**TO DO:**
Return all of the entries exactly, with nothing added or left out.

**PROVIDED ENTRIES:**
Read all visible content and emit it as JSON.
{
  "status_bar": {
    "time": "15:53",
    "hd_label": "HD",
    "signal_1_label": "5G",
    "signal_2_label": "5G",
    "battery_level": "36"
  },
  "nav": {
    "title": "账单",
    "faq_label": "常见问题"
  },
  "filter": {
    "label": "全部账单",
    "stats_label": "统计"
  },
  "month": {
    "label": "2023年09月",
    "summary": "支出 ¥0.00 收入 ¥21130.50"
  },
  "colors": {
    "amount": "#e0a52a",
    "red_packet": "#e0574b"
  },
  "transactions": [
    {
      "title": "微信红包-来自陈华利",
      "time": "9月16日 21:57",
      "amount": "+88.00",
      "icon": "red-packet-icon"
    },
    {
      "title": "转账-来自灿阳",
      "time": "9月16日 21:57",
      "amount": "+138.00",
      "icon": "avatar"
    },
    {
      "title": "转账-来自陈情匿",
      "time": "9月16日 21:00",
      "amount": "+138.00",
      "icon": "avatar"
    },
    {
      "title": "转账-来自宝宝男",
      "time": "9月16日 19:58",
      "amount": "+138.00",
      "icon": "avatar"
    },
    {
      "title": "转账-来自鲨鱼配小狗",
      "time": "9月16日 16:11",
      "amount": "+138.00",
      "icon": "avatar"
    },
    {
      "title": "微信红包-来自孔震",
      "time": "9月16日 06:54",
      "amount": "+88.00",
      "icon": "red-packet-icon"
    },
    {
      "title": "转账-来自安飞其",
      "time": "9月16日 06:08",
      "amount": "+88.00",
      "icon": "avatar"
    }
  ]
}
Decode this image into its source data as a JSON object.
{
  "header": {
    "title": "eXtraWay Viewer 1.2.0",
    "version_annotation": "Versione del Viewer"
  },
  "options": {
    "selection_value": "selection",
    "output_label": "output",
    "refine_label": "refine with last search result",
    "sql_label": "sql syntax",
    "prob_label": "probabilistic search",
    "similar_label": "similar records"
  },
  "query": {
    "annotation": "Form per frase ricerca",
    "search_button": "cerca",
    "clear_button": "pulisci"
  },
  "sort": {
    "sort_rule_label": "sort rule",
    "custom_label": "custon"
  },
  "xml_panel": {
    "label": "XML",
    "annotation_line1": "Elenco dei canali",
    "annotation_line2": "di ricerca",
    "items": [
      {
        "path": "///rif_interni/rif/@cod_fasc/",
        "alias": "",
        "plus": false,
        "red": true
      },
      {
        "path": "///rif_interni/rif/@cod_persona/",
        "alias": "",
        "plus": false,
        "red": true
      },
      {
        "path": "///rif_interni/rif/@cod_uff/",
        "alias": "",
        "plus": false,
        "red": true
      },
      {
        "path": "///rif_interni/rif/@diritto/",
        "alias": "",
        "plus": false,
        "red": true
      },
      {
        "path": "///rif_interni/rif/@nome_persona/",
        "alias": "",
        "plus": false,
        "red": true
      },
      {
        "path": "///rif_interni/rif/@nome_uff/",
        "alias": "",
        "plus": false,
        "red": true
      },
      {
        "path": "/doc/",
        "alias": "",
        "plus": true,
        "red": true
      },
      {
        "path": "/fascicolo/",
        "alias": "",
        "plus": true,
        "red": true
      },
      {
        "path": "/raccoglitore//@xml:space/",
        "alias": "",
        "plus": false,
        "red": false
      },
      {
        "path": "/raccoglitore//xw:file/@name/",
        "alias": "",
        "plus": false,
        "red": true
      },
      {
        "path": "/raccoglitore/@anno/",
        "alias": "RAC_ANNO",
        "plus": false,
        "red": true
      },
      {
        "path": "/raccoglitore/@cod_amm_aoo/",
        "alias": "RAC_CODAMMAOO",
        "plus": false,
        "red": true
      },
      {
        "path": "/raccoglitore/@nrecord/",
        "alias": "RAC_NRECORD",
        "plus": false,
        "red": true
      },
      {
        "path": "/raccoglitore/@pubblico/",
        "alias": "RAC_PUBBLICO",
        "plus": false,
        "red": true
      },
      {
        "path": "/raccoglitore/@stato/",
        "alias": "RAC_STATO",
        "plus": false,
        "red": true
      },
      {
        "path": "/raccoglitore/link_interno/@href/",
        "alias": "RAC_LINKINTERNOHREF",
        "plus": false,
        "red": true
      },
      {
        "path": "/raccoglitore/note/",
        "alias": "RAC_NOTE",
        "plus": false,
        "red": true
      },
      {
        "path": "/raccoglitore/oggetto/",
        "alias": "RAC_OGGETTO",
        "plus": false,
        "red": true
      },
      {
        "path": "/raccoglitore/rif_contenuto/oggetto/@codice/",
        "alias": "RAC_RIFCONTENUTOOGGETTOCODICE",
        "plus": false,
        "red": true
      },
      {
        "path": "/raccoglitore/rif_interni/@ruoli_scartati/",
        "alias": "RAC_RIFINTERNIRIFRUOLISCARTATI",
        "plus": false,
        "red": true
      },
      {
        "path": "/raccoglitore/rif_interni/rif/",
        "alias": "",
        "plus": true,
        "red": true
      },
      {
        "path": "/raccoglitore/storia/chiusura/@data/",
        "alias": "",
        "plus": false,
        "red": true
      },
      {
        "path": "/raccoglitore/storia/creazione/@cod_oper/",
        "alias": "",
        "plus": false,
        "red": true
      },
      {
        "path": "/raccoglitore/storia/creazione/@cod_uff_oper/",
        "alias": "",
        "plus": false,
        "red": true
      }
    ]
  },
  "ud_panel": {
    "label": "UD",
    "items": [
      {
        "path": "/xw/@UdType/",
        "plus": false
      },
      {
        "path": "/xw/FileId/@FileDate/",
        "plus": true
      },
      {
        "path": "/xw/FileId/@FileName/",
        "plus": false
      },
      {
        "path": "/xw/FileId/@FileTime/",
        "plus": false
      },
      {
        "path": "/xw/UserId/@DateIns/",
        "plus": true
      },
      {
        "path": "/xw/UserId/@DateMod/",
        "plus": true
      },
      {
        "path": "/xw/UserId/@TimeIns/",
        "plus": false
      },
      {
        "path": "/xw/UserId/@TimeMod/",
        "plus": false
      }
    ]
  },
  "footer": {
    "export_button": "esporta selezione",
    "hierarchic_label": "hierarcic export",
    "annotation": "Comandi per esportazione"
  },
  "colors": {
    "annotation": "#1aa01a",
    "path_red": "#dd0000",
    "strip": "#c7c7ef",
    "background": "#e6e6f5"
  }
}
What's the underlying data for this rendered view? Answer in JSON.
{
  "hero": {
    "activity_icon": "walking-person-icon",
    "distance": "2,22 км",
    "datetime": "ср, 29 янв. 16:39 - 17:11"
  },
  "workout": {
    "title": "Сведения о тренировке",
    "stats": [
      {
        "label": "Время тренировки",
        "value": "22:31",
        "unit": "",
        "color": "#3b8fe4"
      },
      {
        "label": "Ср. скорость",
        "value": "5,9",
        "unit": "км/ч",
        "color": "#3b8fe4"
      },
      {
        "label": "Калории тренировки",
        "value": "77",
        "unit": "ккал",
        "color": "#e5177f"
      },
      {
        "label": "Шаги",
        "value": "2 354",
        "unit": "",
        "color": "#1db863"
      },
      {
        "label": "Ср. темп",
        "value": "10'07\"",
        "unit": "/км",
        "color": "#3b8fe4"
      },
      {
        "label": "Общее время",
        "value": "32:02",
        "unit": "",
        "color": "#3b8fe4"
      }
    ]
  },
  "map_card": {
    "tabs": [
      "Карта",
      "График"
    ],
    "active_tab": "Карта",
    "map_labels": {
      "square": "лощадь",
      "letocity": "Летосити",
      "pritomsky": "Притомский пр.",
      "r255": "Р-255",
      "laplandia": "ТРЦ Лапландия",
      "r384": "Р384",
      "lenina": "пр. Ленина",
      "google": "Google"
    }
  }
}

**ANSWER TO THIS PROBLEM:**
Read all visible content and emit it as JSON.
{
  "status_bar": {
    "time": "15:53",
    "hd_label": "HD",
    "signal_1_label": "5G",
    "signal_2_label": "5G",
    "battery_level": "36"
  },
  "nav": {
    "title": "账单",
    "faq_label": "常见问题"
  },
  "filter": {
    "label": "全部账单",
    "stats_label": "统计"
  },
  "month": {
    "label": "2023年09月",
    "summary": "支出 ¥0.00 收入 ¥21130.50"
  },
  "colors": {
    "amount": "#e0a52a",
    "red_packet": "#e0574b"
  },
  "transactions": [
    {
      "title": "微信红包-来自陈华利",
      "time": "9月16日 21:57",
      "amount": "+88.00",
      "icon": "red-packet-icon"
    },
    {
      "title": "转账-来自灿阳",
      "time": "9月16日 21:57",
      "amount": "+138.00",
      "icon": "avatar"
    },
    {
      "title": "转账-来自陈情匿",
      "time": "9月16日 21:00",
      "amount": "+138.00",
      "icon": "avatar"
    },
    {
      "title": "转账-来自宝宝男",
      "time": "9月16日 19:58",
      "amount": "+138.00",
      "icon": "avatar"
    },
    {
      "title": "转账-来自鲨鱼配小狗",
      "time": "9月16日 16:11",
      "amount": "+138.00",
      "icon": "avatar"
    },
    {
      "title": "微信红包-来自孔震",
      "time": "9月16日 06:54",
      "amount": "+88.00",
      "icon": "red-packet-icon"
    },
    {
      "title": "转账-来自安飞其",
      "time": "9月16日 06:08",
      "amount": "+88.00",
      "icon": "avatar"
    }
  ]
}
Decode this image into its source data as a JSON object.
{
  "header": {
    "title": "eXtraWay Viewer 1.2.0",
    "version_annotation": "Versione del Viewer"
  },
  "options": {
    "selection_value": "selection",
    "output_label": "output",
    "refine_label": "refine with last search result",
    "sql_label": "sql syntax",
    "prob_label": "probabilistic search",
    "similar_label": "similar records"
  },
  "query": {
    "annotation": "Form per frase ricerca",
    "search_button": "cerca",
    "clear_button": "pulisci"
  },
  "sort": {
    "sort_rule_label": "sort rule",
    "custom_label": "custon"
  },
  "xml_panel": {
    "label": "XML",
    "annotation_line1": "Elenco dei canali",
    "annotation_line2": "di ricerca",
    "items": [
      {
        "path": "///rif_interni/rif/@cod_fasc/",
        "alias": "",
        "plus": false,
        "red": true
      },
      {
        "path": "///rif_interni/rif/@cod_persona/",
        "alias": "",
        "plus": false,
        "red": true
      },
      {
        "path": "///rif_interni/rif/@cod_uff/",
        "alias": "",
        "plus": false,
        "red": true
      },
      {
        "path": "///rif_interni/rif/@diritto/",
        "alias": "",
        "plus": false,
        "red": true
      },
      {
        "path": "///rif_interni/rif/@nome_persona/",
        "alias": "",
        "plus": false,
        "red": true
      },
      {
        "path": "///rif_interni/rif/@nome_uff/",
        "alias": "",
        "plus": false,
        "red": true
      },
      {
        "path": "/doc/",
        "alias": "",
        "plus": true,
        "red": true
      },
      {
        "path": "/fascicolo/",
        "alias": "",
        "plus": true,
        "red": true
      },
      {
        "path": "/raccoglitore//@xml:space/",
        "alias": "",
        "plus": false,
        "red": false
      },
      {
        "path": "/raccoglitore//xw:file/@name/",
        "alias": "",
        "plus": false,
        "red": true
      },
      {
        "path": "/raccoglitore/@anno/",
        "alias": "RAC_ANNO",
        "plus": false,
        "red": true
      },
      {
        "path": "/raccoglitore/@cod_amm_aoo/",
        "alias": "RAC_CODAMMAOO",
        "plus": false,
        "red": true
      },
      {
        "path": "/raccoglitore/@nrecord/",
        "alias": "RAC_NRECORD",
        "plus": false,
        "red": true
      },
      {
        "path": "/raccoglitore/@pubblico/",
        "alias": "RAC_PUBBLICO",
        "plus": false,
        "red": true
      },
      {
        "path": "/raccoglitore/@stato/",
        "alias": "RAC_STATO",
        "plus": false,
        "red": true
      },
      {
        "path": "/raccoglitore/link_interno/@href/",
        "alias": "RAC_LINKINTERNOHREF",
        "plus": false,
        "red": true
      },
      {
        "path": "/raccoglitore/note/",
        "alias": "RAC_NOTE",
        "plus": false,
        "red": true
      },
      {
        "path": "/raccoglitore/oggetto/",
        "alias": "RAC_OGGETTO",
        "plus": false,
        "red": true
      },
      {
        "path": "/raccoglitore/rif_contenuto/oggetto/@codice/",
        "alias": "RAC_RIFCONTENUTOOGGETTOCODICE",
        "plus": false,
        "red": true
      },
      {
        "path": "/raccoglitore/rif_interni/@ruoli_scartati/",
        "alias": "RAC_RIFINTERNIRIFRUOLISCARTATI",
        "plus": false,
        "red": true
      },
      {
        "path": "/raccoglitore/rif_interni/rif/",
        "alias": "",
        "plus": true,
        "red": true
      },
      {
        "path": "/raccoglitore/storia/chiusura/@data/",
        "alias": "",
        "plus": false,
        "red": true
      },
      {
        "path": "/raccoglitore/storia/creazione/@cod_oper/",
        "alias": "",
        "plus": false,
        "red": true
      },
      {
        "path": "/raccoglitore/storia/creazione/@cod_uff_oper/",
        "alias": "",
        "plus": false,
        "red": true
      }
    ]
  },
  "ud_panel": {
    "label": "UD",
    "items": [
      {
        "path": "/xw/@UdType/",
        "plus": false
      },
      {
        "path": "/xw/FileId/@FileDate/",
        "plus": true
      },
      {
        "path": "/xw/FileId/@FileName/",
        "plus": false
      },
      {
        "path": "/xw/FileId/@FileTime/",
        "plus": false
      },
      {
        "path": "/xw/UserId/@DateIns/",
        "plus": true
      },
      {
        "path": "/xw/UserId/@DateMod/",
        "plus": true
      },
      {
        "path": "/xw/UserId/@TimeIns/",
        "plus": false
      },
      {
        "path": "/xw/UserId/@TimeMod/",
        "plus": false
      }
    ]
  },
  "footer": {
    "export_button": "esporta selezione",
    "hierarchic_label": "hierarcic export",
    "annotation": "Comandi per esportazione"
  },
  "colors": {
    "annotation": "#1aa01a",
    "path_red": "#dd0000",
    "strip": "#c7c7ef",
    "background": "#e6e6f5"
  }
}
What's the underlying data for this rendered view? Answer in JSON.
{
  "hero": {
    "activity_icon": "walking-person-icon",
    "distance": "2,22 км",
    "datetime": "ср, 29 янв. 16:39 - 17:11"
  },
  "workout": {
    "title": "Сведения о тренировке",
    "stats": [
      {
        "label": "Время тренировки",
        "value": "22:31",
        "unit": "",
        "color": "#3b8fe4"
      },
      {
        "label": "Ср. скорость",
        "value": "5,9",
        "unit": "км/ч",
        "color": "#3b8fe4"
      },
      {
        "label": "Калории тренировки",
        "value": "77",
        "unit": "ккал",
        "color": "#e5177f"
      },
      {
        "label": "Шаги",
        "value": "2 354",
        "unit": "",
        "color": "#1db863"
      },
      {
        "label": "Ср. темп",
        "value": "10'07\"",
        "unit": "/км",
        "color": "#3b8fe4"
      },
      {
        "label": "Общее время",
        "value": "32:02",
        "unit": "",
        "color": "#3b8fe4"
      }
    ]
  },
  "map_card": {
    "tabs": [
      "Карта",
      "График"
    ],
    "active_tab": "Карта",
    "map_labels": {
      "square": "лощадь",
      "letocity": "Летосити",
      "pritomsky": "Притомский пр.",
      "r255": "Р-255",
      "laplandia": "ТРЦ Лапландия",
      "r384": "Р384",
      "lenina": "пр. Ленина",
      "google": "Google"
    }
  }
}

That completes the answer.